  • after_wsgi_middlewares(app) -> app - application wide only, called after finishing setting everything up. Must return the WSGI application iself. Can be used to wrap the application into WSGI middleware that have to be executed before the TG ones. Can also be used to modify the Application by mounting additional subcontrollers inside the RootController.

Request Life Cycle Hooks

  • before_validate(remainder, params) - Called before performing validation
  • before_call(remainder, params) - Called after valdation, before calling the actual controller method
  • before_render(remainder, params, output) - Called before rendering a controller template, output is the controller return value
  • after_render(response) - Called after finishing rendering a controller template

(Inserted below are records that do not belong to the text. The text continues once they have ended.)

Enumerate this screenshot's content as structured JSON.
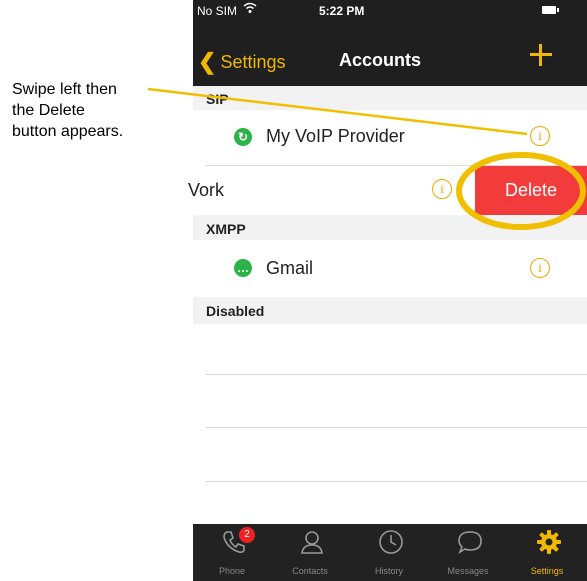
{
  "callout": {
    "line1": "Swipe left then",
    "line2": "the Delete",
    "line3": "button appears."
  },
  "status_bar": {
    "carrier": "No SIM",
    "time": "5:22 PM"
  },
  "nav": {
    "back_label": "Settings",
    "title": "Accounts"
  },
  "sections": {
    "sip": "SIP",
    "xmpp": "XMPP",
    "disabled": "Disabled"
  },
  "accounts": {
    "voip": "My VoIP Provider",
    "work": "Vork",
    "gmail": "Gmail"
  },
  "delete_label": "Delete",
  "tabs": [
    {
      "label": "Phone",
      "icon": "phone-icon",
      "badge": "2"
    },
    {
      "label": "Contacts",
      "icon": "contacts-icon"
    },
    {
      "label": "History",
      "icon": "history-icon"
    },
    {
      "label": "Messages",
      "icon": "messages-icon"
    },
    {
      "label": "Settings",
      "icon": "settings-gear-icon",
      "active": true
    }
  ],
  "colors": {
    "accent": "#f0b800",
    "delete": "#f23c3c",
    "bar": "#1f1f1f"
  }
}
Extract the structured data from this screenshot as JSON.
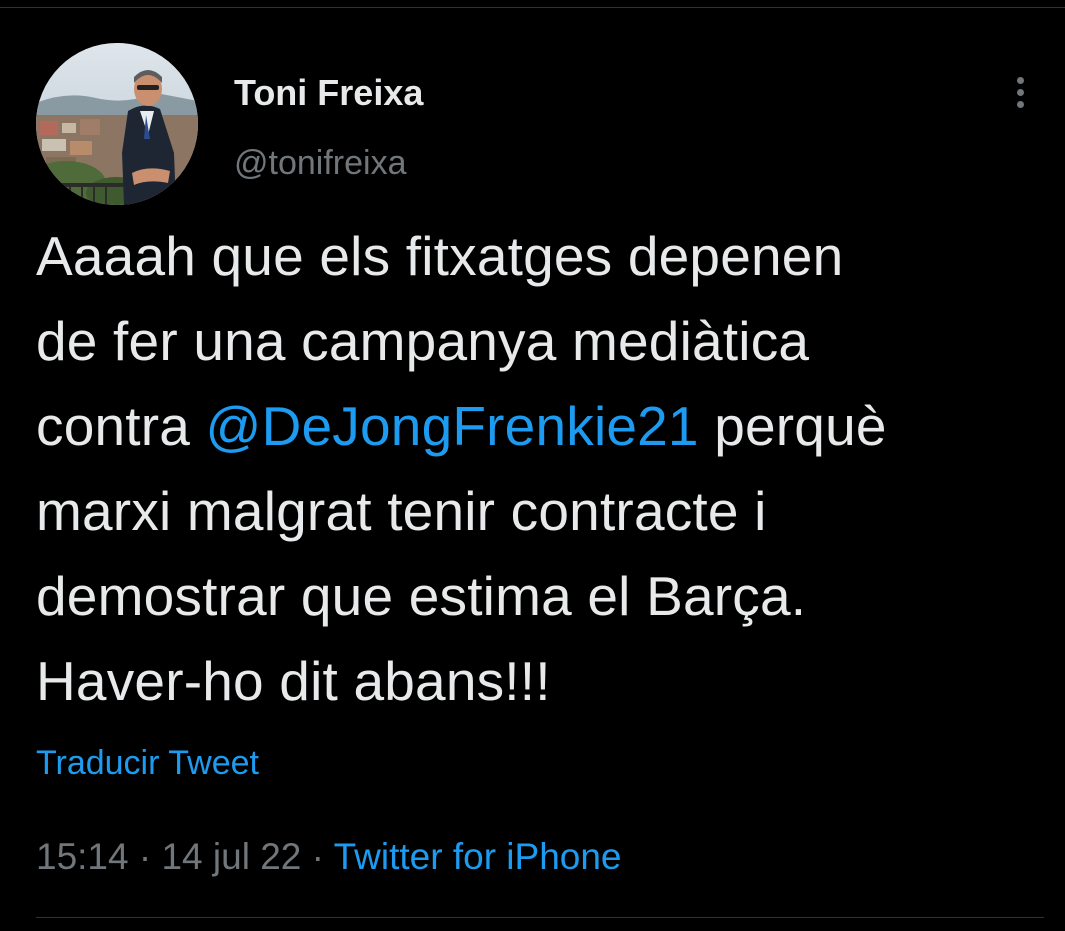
{
  "tweet": {
    "author": {
      "name": "Toni Freixa",
      "handle": "@tonifreixa",
      "avatar_icon": "profile-photo"
    },
    "more_icon": "more-vertical-icon",
    "text_before_mention": "Aaaah que els fitxatges depenen\nde fer una campanya mediàtica\ncontra ",
    "mention": "@DeJongFrenkie21",
    "text_after_mention": " perquè\nmarxi malgrat tenir contracte i\ndemostrar que estima el Barça.\nHaver-ho dit abans!!!",
    "translate_label": "Traducir Tweet",
    "time": "15:14",
    "separator": " · ",
    "date": "14 jul 22",
    "source": "Twitter for iPhone"
  },
  "colors": {
    "background": "#000000",
    "text_primary": "#e7e9ea",
    "text_secondary": "#71767b",
    "accent": "#1d9bf0",
    "divider": "#2f3336"
  }
}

Notifying Custom Hooks

Custom hooks can be notified using tg.hooks.notify, listeners can register for any hook name, so it as simple as notifying your own hook and documenting them in your library documentation to make possible for other developers to listen for them:


See tg.configuration.hooks.HooksNamespace.notify() for more details.

Controller Wrappers

Controller wrappers behave much like decorators, they sit between the controller code and TurboGears. Whenever turbogears has to call that controller it will process all the registered controller wrappers which are able to forward the request to the next in chain or just directly return an alternative value from the controller.

Registering a controller wrapper can be done using DispatchConfigurationComponent.register_controller_wrapper(). It is possible to register a controller wrapper for a specific controller or for the whole application, when registered to the whole application they will be applied to every controller of the application or third party libraries:

def controller_wrapper(next_caller):
    def call(*args, **kw):
            print 'Before handler!'
            return next_caller(*args, **kw)
            print 'After Handler!'
    return call


Due to the registration performance cost, controller wrappers can only be registered before the application started.

See DispatchConfigurationComponent.register_controller_wrapper() for more details.

Application Wrappers

Application wrappers are like WSGI middlewares but are executed in the context of TurboGears and work with abstractions like Request and Respone objects.

Application wrappers are callables built by passing the next handler in chain and the current TurboGears configuration.

They are usually subclasses of ApplicationWrapper which provides the expected interface.

Every wrapper, when called, is expected to accept the WSGI environment and a TurboGears context as parameters and are expected to return a tg.request_local.Response instance:

from tg.appwrappers.base import ApplicationWrapper

class AppWrapper(ApplicationWrapper):
    def __init__(self, handler, config):
        super(AppWrapper, self).__init__(handler, config)

    def __call__(self, controller, environ, context):
        print 'Going to run %s' % context.request.path
        return self.next_handler(controller, environ, context)

Application wrappers can be registered from you application configuration object in app_cfg.py:


When registering a wrapper, it is also possible to specify after which other wrapper it has to run if available:

base_config.register_application_wrapper(AppWrapper, after=OtherWrapper)

Wrappers registered with after=False will run before any other available wrapper (in order of registration):

base_config.register_application_wrapper(AppWrapper, after=False)

See ApplicationConfigurator.register_application_wrapper() for more details.